What is being asked »
Down to the last line, output the records below exactly.

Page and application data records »
►

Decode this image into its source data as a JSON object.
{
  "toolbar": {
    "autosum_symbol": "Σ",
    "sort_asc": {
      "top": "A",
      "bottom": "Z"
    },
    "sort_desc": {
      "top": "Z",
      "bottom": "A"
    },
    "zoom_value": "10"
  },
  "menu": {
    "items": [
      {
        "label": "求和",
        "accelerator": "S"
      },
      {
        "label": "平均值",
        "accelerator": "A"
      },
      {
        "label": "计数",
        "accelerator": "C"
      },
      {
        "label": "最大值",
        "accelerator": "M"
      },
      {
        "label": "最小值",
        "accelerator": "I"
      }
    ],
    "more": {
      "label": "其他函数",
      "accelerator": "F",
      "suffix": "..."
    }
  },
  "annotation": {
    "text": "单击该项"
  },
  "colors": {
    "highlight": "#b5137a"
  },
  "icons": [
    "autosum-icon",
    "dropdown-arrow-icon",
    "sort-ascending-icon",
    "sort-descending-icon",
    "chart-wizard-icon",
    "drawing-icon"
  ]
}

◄

Written answer »
Decode this image into its source data as a JSON object.
{
  "toolbar": {
    "autosum_symbol": "Σ",
    "sort_asc": {
      "top": "A",
      "bottom": "Z"
    },
    "sort_desc": {
      "top": "Z",
      "bottom": "A"
    },
    "zoom_value": "10"
  },
  "menu": {
    "items": [
      {
        "label": "求和",
        "accelerator": "S"
      },
      {
        "label": "平均值",
        "accelerator": "A"
      },
      {
        "label": "计数",
        "accelerator": "C"
      },
      {
        "label": "最大值",
        "accelerator": "M"
      },
      {
        "label": "最小值",
        "accelerator": "I"
      }
    ],
    "more": {
      "label": "其他函数",
      "accelerator": "F",
      "suffix": "..."
    }
  },
  "annotation": {
    "text": "单击该项"
  },
  "colors": {
    "highlight": "#b5137a"
  },
  "icons": [
    "autosum-icon",
    "dropdown-arrow-icon",
    "sort-ascending-icon",
    "sort-descending-icon",
    "chart-wizard-icon",
    "drawing-icon"
  ]
}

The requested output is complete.